The selection process for his replacement has been under way in the administration since March, when Stewart informally told Attorney General William French Smith of his plans and the Justice Department began compiling names of potential candidates. But because of Stewart's desire for secrecy, little advice has been so far sought outside the White House and Justice Department.
(Smith, thought to be one of many likely candidates, came close yesterday to taking himself out of the running. Tom DeCair, Smith's spokesman, said there was no job Smith wanted less than the Surpreme Court slot.)
Donna Gallus, then a high school student in St. Cloud, Minn., wrote Stewart on Feb. 19, 1980, shortly after his 65th birthday made him eligible for retirement at full pay.
Gallus wrote that her class was studying the court. "Dear Mr. Steward [sic]," she said, "my reason for writing to you is I would like to know why you have stayed on the Supreme Court so long. We have learned you have the opportunity to retire, but still you are a judge on the court. I am not saying you need to retire but am asking why you stay on the court longer than you need to."
Stewart wrote back that he had not become eligible for retirement until the previous month. "Under these circumstances, it has not occurred to me, at least so far, that I have remained as a member of the Surpreme Court an unduly long time since the date of my eligibility to retire from it."
Stewart said yesterday that the letter "started me thinking. But I didn't want to do it in an election year and I didn't want to do it in the middle of a term" of court.
"I was the youngest federal judge in the country" when appointed to the Sixth Circuit Court of Appeals in 1954, Stewart said. "I thought it might be a good idea to retire before I became the oldest. . . . I've always been a firm believer in the principle that it's better to go too soon than to stay too long."
Reflecting views expressed in dissents involving affirmative action by government, Stewart strongly objected to appointing a woman because she is a woman. "As far as i'm concerned, the mark of a good justice or a good judge is an opinion you can read and have no idea whether it was written by a man or a woman, a Republican or a Democrat or a Christian or a Jew. . . . The most important thing is quality and competence and temperament and character and diligence," he said.
He said the proposals in Congress to strip the courts of jurisdiction over controversial issues such as abortion, school prayer and busing "concern me. They would immediately present difficult constitutional questions. I'm glad I'm not going to be here to answer them, and I hope this court will never have to answer them.
"I hope no such bill will be enacted."
After the formal news conference, Stewart commented on Brown vs. Board of Education, the 1954 ruling that desegregated schools and led to busing. "That case simply held that it was unconstitutional to keep children out of a public tax-supported school based upon the color of the skin. cIt didn't say anything about there having to be in every school building a proportion of white and non-white students and so on.

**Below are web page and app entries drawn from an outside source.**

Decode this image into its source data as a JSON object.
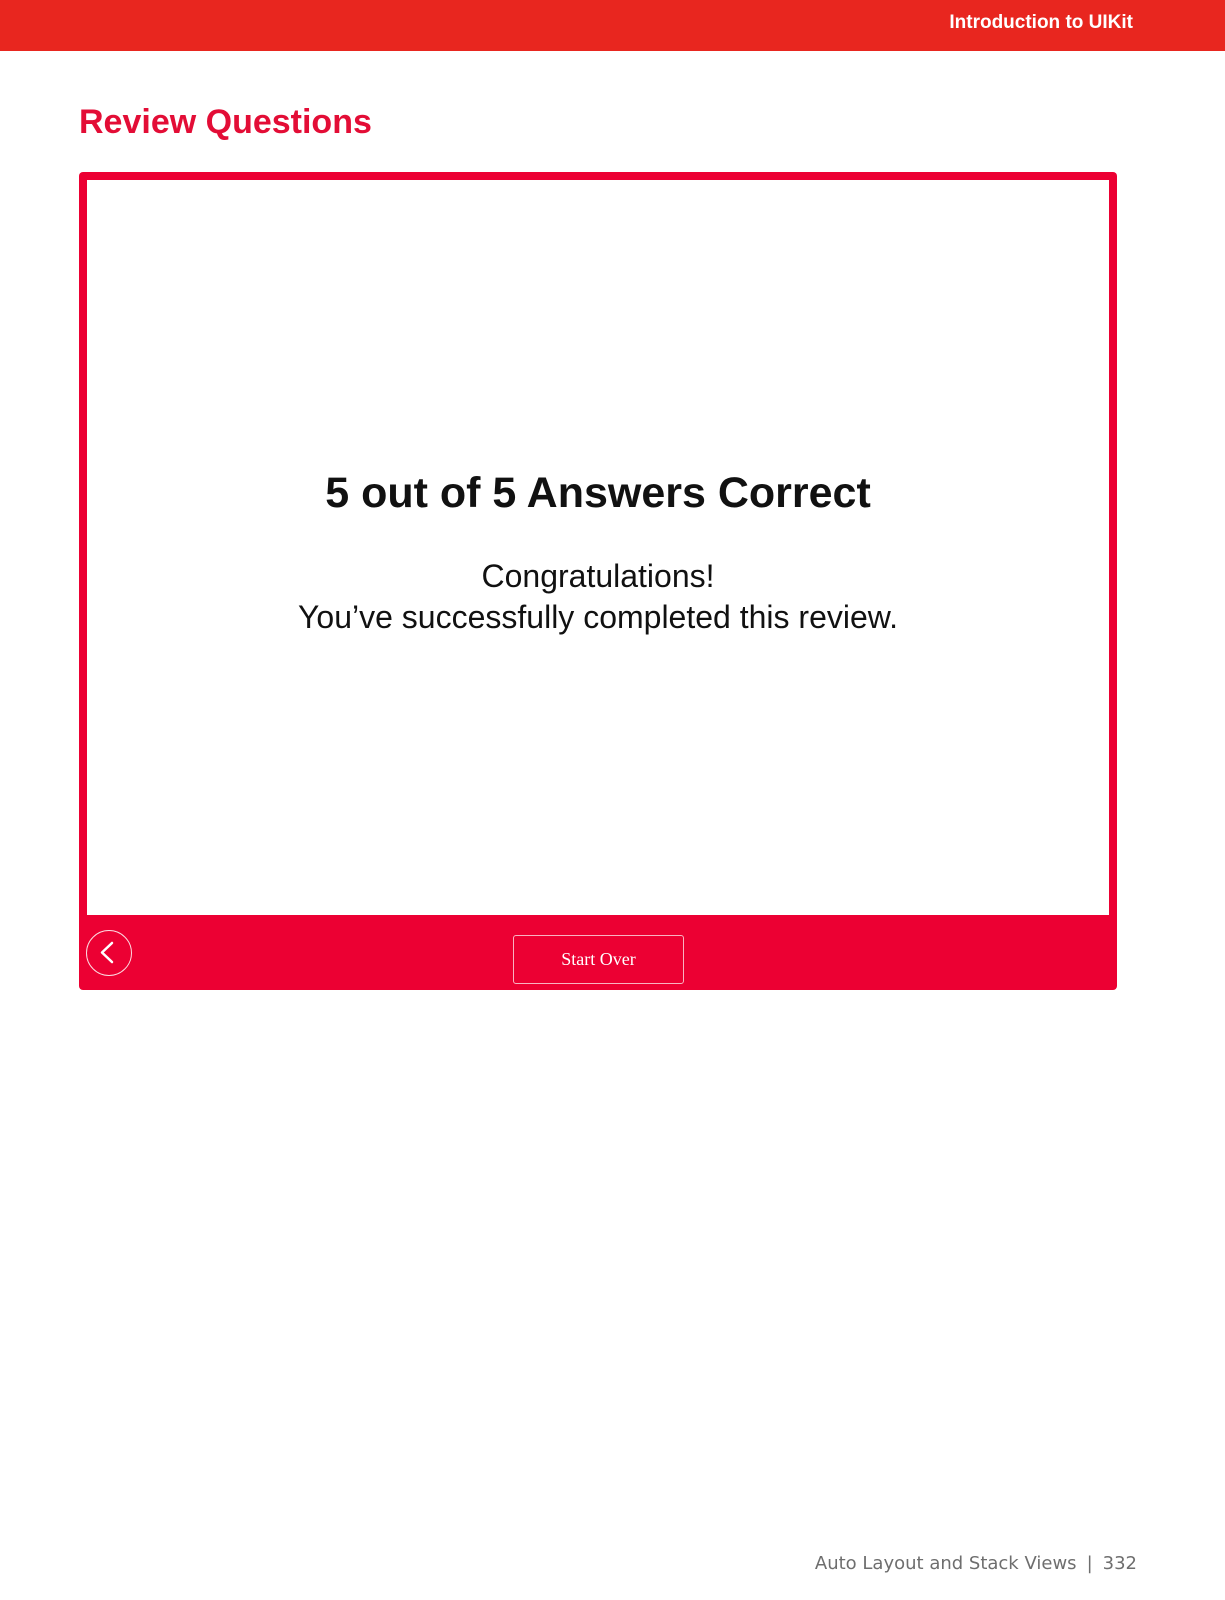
{
  "header": {
    "title": "Introduction to UIKit"
  },
  "section": {
    "heading": "Review Questions"
  },
  "quiz": {
    "score_title": "5 out of 5 Answers Correct",
    "message_line1": "Congratulations!",
    "message_line2": "You’ve successfully completed this review.",
    "start_over_label": "Start Over",
    "back_icon": "chevron-left-icon"
  },
  "footer": {
    "chapter": "Auto Layout and Stack Views",
    "separator": "|",
    "page_number": "332"
  },
  "colors": {
    "header_bar": "#e8261f",
    "accent": "#ec0033",
    "heading": "#e30d36"
  }
}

"We've come a long way from that decision, and while it was very slow in being implemented in certain areas of the country, I think the basics of it are now accepted and are implemented."
On the concurrence he wrote in the 1963 decision legalizing abortion: "Were the case here again today, I would write it again."

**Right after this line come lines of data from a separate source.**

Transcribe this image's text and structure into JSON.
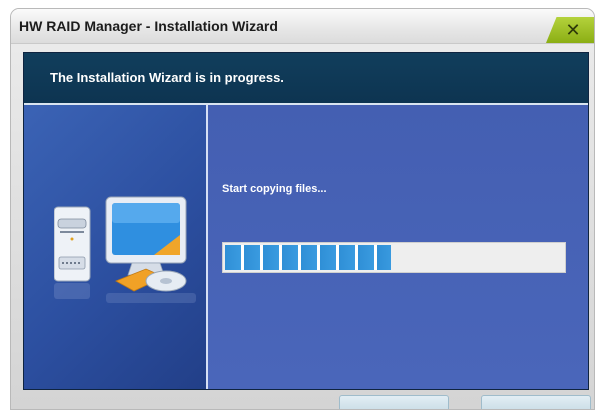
{
  "window": {
    "title": "HW RAID Manager - Installation Wizard"
  },
  "header": {
    "text": "The Installation Wizard is in progress."
  },
  "status": {
    "text": "Start copying files..."
  },
  "progress": {
    "percent": 49
  },
  "buttons": {
    "back_label": "",
    "next_label": ""
  },
  "icons": {
    "close": "close-icon",
    "illustration": "computer-install-icon"
  },
  "colors": {
    "header_bg": "#0d3451",
    "panel_bg": "#445fb2",
    "progress_fill": "#2f8fd6",
    "close_tab": "#9cc21e"
  }
}
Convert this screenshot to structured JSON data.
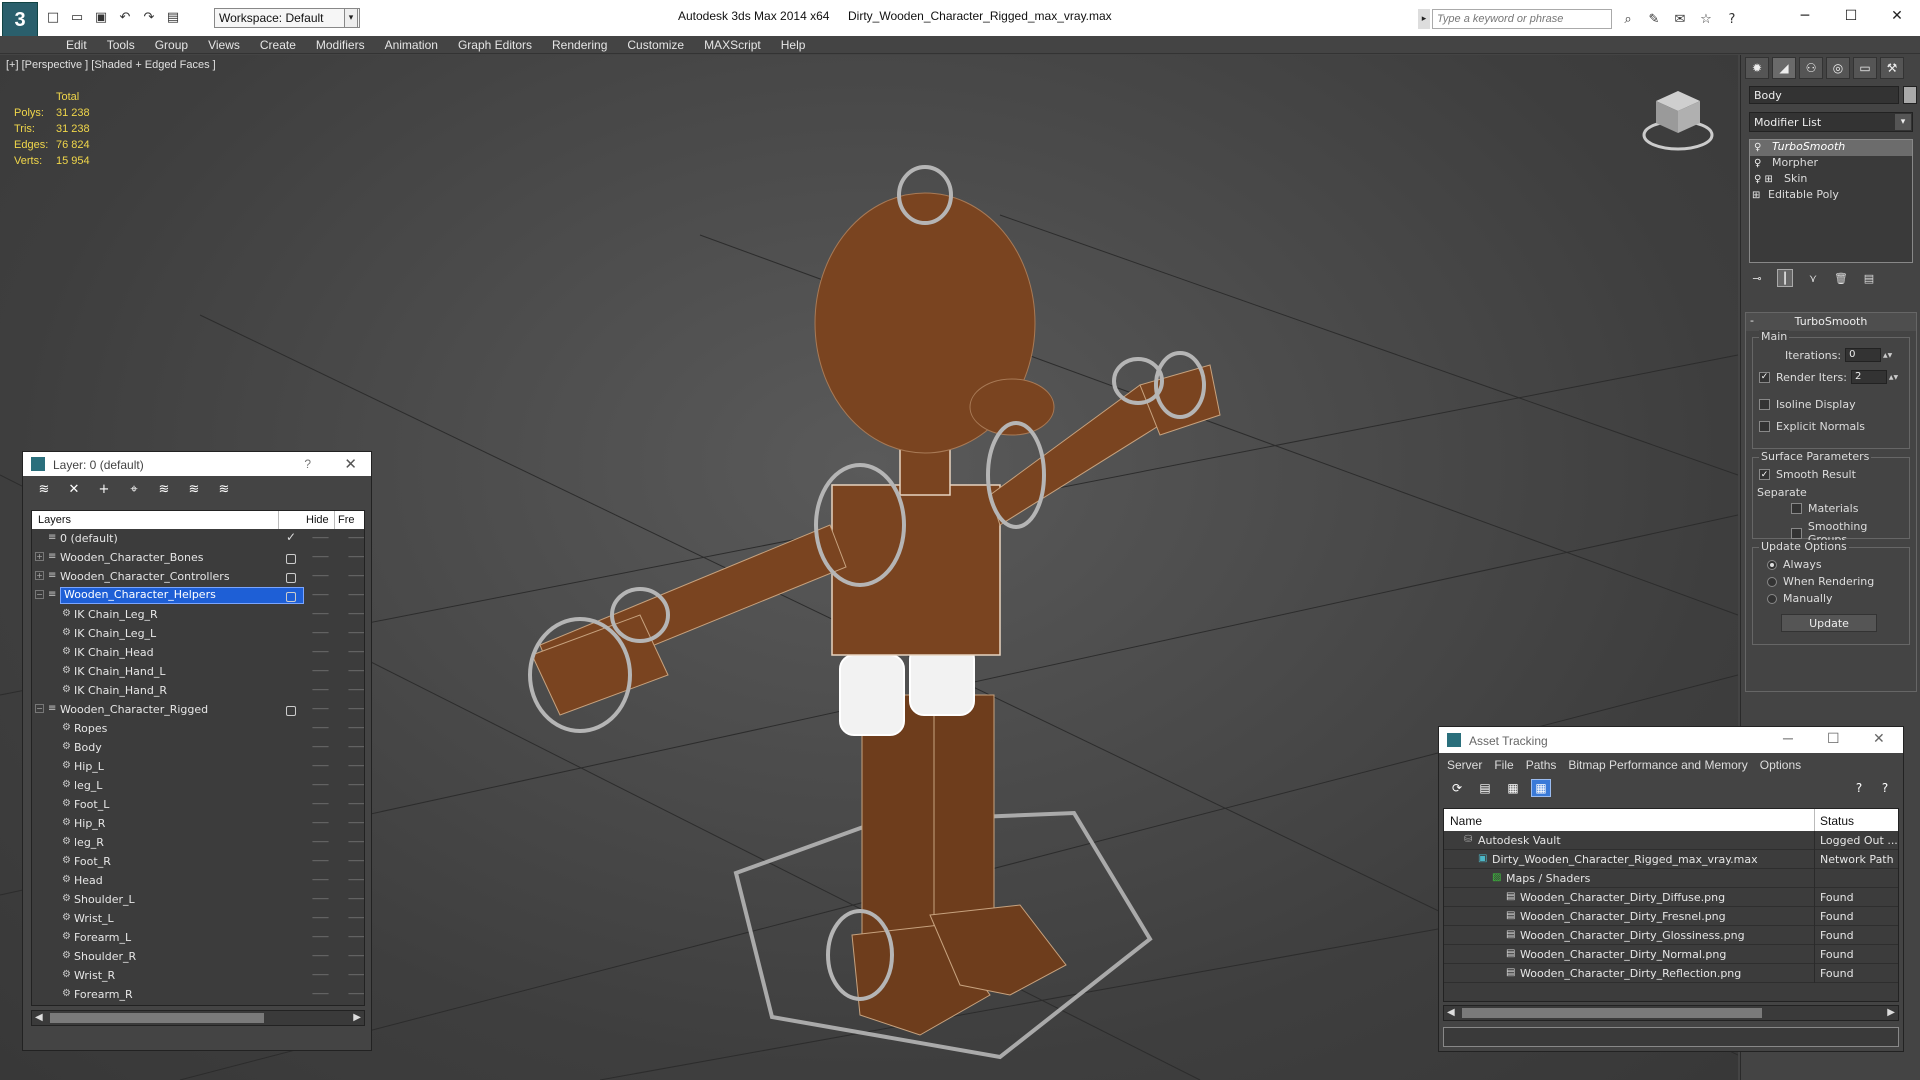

Stewart was also asked about reported disagreements with Chief Justice Warren E. Burger and about reports of personal dissension in the Burger court. "Every person with whom I've served on the court," he said, "I've liked very much. You don't choose them . . . so some you perhaps like better than others. But it's your duty to work with each of them."
His one regret, Stewart said, was the words he used in a famous obscenity case on the subject of defining hard-core pornography. "I know it when I see it," Stewart wrote in the 1964 opinion, "and the picture involved in this case is not that."

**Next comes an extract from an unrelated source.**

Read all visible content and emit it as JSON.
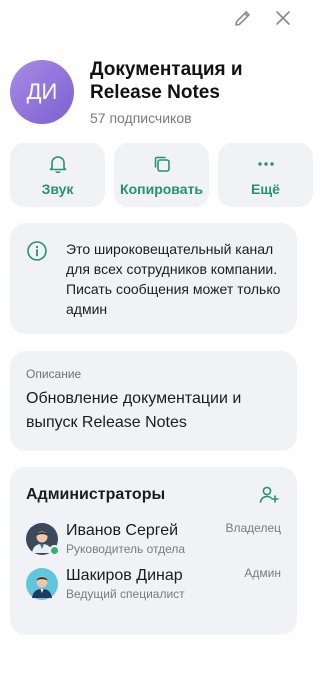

"That's going to be on my tombstone," he said yesterday, "out of all the other solid words I've written."